PROVIDED MATERIAL:
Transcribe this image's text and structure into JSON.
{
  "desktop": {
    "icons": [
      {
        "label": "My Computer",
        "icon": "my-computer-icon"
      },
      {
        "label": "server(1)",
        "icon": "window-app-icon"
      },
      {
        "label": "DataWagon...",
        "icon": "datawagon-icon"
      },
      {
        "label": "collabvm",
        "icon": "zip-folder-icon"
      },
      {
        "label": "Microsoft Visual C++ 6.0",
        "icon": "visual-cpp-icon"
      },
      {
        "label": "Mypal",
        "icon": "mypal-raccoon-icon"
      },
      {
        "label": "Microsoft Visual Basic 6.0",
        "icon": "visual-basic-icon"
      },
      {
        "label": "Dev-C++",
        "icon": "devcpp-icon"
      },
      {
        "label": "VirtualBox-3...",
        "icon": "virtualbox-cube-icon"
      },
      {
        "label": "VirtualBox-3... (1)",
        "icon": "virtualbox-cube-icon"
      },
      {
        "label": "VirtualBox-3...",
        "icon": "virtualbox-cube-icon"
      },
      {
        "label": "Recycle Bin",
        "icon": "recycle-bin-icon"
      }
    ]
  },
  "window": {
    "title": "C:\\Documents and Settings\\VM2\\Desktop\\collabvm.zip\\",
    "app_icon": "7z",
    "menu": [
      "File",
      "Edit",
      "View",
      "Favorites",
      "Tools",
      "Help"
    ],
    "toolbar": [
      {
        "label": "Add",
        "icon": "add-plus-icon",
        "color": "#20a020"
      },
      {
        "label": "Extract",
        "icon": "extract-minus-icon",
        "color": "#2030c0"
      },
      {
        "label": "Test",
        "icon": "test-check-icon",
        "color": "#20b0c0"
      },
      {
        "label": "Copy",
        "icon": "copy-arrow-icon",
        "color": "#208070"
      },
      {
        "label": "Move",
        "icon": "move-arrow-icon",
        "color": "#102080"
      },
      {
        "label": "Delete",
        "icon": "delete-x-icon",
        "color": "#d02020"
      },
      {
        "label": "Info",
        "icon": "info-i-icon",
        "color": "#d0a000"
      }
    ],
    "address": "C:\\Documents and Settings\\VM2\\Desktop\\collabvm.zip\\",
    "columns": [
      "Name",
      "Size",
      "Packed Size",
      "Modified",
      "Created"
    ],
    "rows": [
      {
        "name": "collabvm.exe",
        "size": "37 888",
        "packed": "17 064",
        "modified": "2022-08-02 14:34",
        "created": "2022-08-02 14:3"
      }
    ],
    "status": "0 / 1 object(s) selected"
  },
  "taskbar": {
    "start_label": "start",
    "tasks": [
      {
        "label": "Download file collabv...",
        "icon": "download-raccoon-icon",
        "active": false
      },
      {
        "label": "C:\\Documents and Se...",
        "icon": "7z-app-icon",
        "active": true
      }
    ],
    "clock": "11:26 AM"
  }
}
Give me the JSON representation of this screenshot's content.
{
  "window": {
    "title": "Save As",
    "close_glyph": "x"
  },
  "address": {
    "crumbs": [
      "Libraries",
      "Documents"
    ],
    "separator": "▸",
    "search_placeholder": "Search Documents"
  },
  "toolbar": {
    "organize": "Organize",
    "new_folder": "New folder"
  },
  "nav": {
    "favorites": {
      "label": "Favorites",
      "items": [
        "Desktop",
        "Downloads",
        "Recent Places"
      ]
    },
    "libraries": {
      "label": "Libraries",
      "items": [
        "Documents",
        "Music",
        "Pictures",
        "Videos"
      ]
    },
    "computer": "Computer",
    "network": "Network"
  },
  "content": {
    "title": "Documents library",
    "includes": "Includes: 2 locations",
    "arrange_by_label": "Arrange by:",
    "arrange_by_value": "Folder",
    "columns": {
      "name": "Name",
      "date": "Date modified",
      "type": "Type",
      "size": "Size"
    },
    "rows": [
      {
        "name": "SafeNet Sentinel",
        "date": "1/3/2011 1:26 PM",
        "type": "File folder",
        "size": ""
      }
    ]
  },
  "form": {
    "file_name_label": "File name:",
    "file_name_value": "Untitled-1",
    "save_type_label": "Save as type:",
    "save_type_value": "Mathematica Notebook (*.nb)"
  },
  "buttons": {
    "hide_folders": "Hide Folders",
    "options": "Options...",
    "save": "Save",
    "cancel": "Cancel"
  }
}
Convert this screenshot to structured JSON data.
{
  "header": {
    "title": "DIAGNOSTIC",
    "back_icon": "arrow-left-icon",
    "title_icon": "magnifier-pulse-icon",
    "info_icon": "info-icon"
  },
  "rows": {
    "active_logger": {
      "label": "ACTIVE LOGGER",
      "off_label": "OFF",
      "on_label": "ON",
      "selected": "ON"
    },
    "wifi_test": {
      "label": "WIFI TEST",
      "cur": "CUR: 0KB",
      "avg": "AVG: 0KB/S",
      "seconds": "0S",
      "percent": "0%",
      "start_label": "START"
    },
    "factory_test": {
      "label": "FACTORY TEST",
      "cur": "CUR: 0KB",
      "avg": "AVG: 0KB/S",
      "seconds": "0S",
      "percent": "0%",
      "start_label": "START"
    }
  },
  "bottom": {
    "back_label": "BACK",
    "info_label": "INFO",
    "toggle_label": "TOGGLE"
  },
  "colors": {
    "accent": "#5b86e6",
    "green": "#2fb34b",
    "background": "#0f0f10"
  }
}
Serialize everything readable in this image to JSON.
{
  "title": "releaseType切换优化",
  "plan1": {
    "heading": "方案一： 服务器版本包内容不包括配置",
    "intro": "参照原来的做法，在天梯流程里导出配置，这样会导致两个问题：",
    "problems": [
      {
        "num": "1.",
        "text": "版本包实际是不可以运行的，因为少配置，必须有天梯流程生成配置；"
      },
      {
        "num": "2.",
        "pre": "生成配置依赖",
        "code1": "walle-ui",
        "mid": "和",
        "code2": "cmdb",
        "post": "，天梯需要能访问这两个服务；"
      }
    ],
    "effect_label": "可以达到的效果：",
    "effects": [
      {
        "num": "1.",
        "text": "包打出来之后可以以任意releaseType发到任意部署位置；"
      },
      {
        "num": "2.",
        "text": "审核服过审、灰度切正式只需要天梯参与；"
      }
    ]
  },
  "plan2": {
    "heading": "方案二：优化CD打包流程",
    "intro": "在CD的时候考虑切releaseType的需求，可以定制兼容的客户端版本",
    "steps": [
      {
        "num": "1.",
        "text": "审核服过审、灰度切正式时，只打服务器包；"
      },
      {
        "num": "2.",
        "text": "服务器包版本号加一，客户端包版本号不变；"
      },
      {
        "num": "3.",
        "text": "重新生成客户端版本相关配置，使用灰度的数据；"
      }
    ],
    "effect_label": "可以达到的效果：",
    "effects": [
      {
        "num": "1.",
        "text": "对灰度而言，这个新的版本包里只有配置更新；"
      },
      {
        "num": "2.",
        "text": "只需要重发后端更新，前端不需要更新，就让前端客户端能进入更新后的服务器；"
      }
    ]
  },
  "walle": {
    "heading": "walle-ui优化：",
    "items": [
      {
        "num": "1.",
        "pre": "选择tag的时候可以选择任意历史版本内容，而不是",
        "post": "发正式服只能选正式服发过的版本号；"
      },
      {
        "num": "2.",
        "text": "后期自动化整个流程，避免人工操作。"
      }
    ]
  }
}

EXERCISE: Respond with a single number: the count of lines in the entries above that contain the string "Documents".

FINISHED EXERCISE: 7